> **WORK INSTRUCTION**:
Going line by line through the entries below, tally those that hold the string "text". Give only the total.

(Excerpts from an interface dataset)
- Opening Delimiter -
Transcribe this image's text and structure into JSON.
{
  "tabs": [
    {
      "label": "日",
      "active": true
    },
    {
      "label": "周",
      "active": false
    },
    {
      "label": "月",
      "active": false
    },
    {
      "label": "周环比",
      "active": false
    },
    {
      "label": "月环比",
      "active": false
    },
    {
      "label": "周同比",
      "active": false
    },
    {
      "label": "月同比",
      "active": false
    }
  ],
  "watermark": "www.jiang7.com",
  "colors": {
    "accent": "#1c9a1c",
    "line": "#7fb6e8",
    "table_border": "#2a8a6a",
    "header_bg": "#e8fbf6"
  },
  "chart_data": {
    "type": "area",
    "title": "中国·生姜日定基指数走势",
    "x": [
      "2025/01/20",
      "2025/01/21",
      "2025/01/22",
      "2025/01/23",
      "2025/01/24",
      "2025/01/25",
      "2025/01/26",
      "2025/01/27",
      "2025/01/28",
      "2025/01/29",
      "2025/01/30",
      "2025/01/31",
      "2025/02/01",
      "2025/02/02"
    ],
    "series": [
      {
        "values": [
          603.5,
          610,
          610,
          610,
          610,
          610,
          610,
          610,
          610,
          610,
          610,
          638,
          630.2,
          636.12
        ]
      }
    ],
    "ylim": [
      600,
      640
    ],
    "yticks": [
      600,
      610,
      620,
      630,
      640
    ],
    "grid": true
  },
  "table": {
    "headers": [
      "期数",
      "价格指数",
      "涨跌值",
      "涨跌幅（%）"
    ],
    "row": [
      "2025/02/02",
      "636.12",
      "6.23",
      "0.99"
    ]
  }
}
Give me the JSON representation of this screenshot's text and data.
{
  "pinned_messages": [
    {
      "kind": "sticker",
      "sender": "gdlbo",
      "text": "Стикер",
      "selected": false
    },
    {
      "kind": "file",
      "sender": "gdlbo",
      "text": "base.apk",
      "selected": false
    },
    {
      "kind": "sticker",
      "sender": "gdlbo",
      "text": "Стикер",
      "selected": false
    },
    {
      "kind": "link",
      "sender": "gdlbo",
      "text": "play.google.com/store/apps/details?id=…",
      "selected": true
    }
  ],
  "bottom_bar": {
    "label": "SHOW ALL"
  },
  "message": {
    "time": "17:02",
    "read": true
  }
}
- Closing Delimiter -
> **ANSWER BOX**:
6